_Recorded information_
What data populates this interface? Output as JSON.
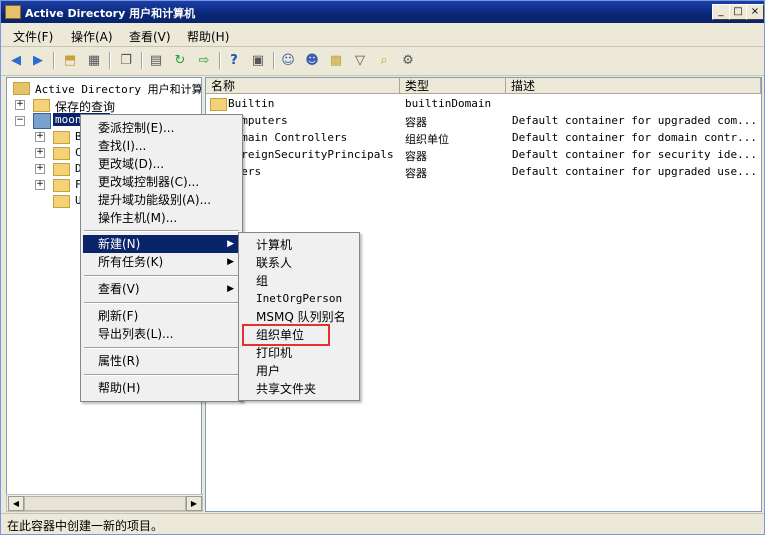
{
  "window": {
    "title": "Active Directory 用户和计算机",
    "controls": {
      "minimize": "_",
      "maximize": "□",
      "close": "×"
    }
  },
  "menubar": [
    {
      "label": "文件(F)"
    },
    {
      "label": "操作(A)"
    },
    {
      "label": "查看(V)"
    },
    {
      "label": "帮助(H)"
    }
  ],
  "toolbar_icons": [
    "back-icon",
    "forward-icon",
    "up-folder-icon",
    "show-hide-tree-icon",
    "copy-icon",
    "properties-icon",
    "refresh-icon",
    "export-list-icon",
    "help-icon",
    "console-icon",
    "new-user-icon",
    "new-group-icon",
    "new-ou-icon",
    "filter-icon",
    "find-icon",
    "delegate-icon"
  ],
  "tree": {
    "root": "Active Directory 用户和计算机",
    "saved_queries": "保存的查询",
    "domain": "moonx",
    "children": [
      "Bu",
      "Co",
      "Do",
      "Fo",
      "Us"
    ],
    "expanders": {
      "plus": "+",
      "minus": "−"
    }
  },
  "list": {
    "columns": [
      "名称",
      "类型",
      "描述"
    ],
    "rows": [
      {
        "name": "Builtin",
        "type": "builtinDomain",
        "desc": ""
      },
      {
        "name": "Computers",
        "type": "容器",
        "desc": "Default container for upgraded com..."
      },
      {
        "name": "Domain Controllers",
        "type": "组织单位",
        "desc": "Default container for domain contr..."
      },
      {
        "name": "ForeignSecurityPrincipals",
        "type": "容器",
        "desc": "Default container for security ide..."
      },
      {
        "name": "Users",
        "type": "容器",
        "desc": "Default container for upgraded use..."
      }
    ]
  },
  "context_menu": {
    "items": [
      {
        "label": "委派控制(E)..."
      },
      {
        "label": "查找(I)..."
      },
      {
        "label": "更改域(D)..."
      },
      {
        "label": "更改域控制器(C)..."
      },
      {
        "label": "提升域功能级别(A)..."
      },
      {
        "label": "操作主机(M)..."
      },
      {
        "label": "新建(N)",
        "arrow": "▶"
      },
      {
        "label": "所有任务(K)",
        "arrow": "▶"
      },
      {
        "label": "查看(V)",
        "arrow": "▶"
      },
      {
        "label": "刷新(F)"
      },
      {
        "label": "导出列表(L)..."
      },
      {
        "label": "属性(R)"
      },
      {
        "label": "帮助(H)"
      }
    ]
  },
  "submenu": {
    "items": [
      "计算机",
      "联系人",
      "组",
      "InetOrgPerson",
      "MSMQ 队列别名",
      "组织单位",
      "打印机",
      "用户",
      "共享文件夹"
    ],
    "highlighted": "组织单位"
  },
  "status": "在此容器中创建一新的项目。",
  "scroll": {
    "left": "◀",
    "right": "▶"
  }
}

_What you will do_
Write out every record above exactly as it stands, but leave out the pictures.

_Answer box_
What data populates this interface? Output as JSON.
{
  "window": {
    "title": "Active Directory 用户和计算机",
    "controls": {
      "minimize": "_",
      "maximize": "□",
      "close": "×"
    }
  },
  "menubar": [
    {
      "label": "文件(F)"
    },
    {
      "label": "操作(A)"
    },
    {
      "label": "查看(V)"
    },
    {
      "label": "帮助(H)"
    }
  ],
  "toolbar_icons": [
    "back-icon",
    "forward-icon",
    "up-folder-icon",
    "show-hide-tree-icon",
    "copy-icon",
    "properties-icon",
    "refresh-icon",
    "export-list-icon",
    "help-icon",
    "console-icon",
    "new-user-icon",
    "new-group-icon",
    "new-ou-icon",
    "filter-icon",
    "find-icon",
    "delegate-icon"
  ],
  "tree": {
    "root": "Active Directory 用户和计算机",
    "saved_queries": "保存的查询",
    "domain": "moonx",
    "children": [
      "Bu",
      "Co",
      "Do",
      "Fo",
      "Us"
    ],
    "expanders": {
      "plus": "+",
      "minus": "−"
    }
  },
  "list": {
    "columns": [
      "名称",
      "类型",
      "描述"
    ],
    "rows": [
      {
        "name": "Builtin",
        "type": "builtinDomain",
        "desc": ""
      },
      {
        "name": "Computers",
        "type": "容器",
        "desc": "Default container for upgraded com..."
      },
      {
        "name": "Domain Controllers",
        "type": "组织单位",
        "desc": "Default container for domain contr..."
      },
      {
        "name": "ForeignSecurityPrincipals",
        "type": "容器",
        "desc": "Default container for security ide..."
      },
      {
        "name": "Users",
        "type": "容器",
        "desc": "Default container for upgraded use..."
      }
    ]
  },
  "context_menu": {
    "items": [
      {
        "label": "委派控制(E)..."
      },
      {
        "label": "查找(I)..."
      },
      {
        "label": "更改域(D)..."
      },
      {
        "label": "更改域控制器(C)..."
      },
      {
        "label": "提升域功能级别(A)..."
      },
      {
        "label": "操作主机(M)..."
      },
      {
        "label": "新建(N)",
        "arrow": "▶"
      },
      {
        "label": "所有任务(K)",
        "arrow": "▶"
      },
      {
        "label": "查看(V)",
        "arrow": "▶"
      },
      {
        "label": "刷新(F)"
      },
      {
        "label": "导出列表(L)..."
      },
      {
        "label": "属性(R)"
      },
      {
        "label": "帮助(H)"
      }
    ]
  },
  "submenu": {
    "items": [
      "计算机",
      "联系人",
      "组",
      "InetOrgPerson",
      "MSMQ 队列别名",
      "组织单位",
      "打印机",
      "用户",
      "共享文件夹"
    ],
    "highlighted": "组织单位"
  },
  "status": "在此容器中创建一新的项目。",
  "scroll": {
    "left": "◀",
    "right": "▶"
  }
}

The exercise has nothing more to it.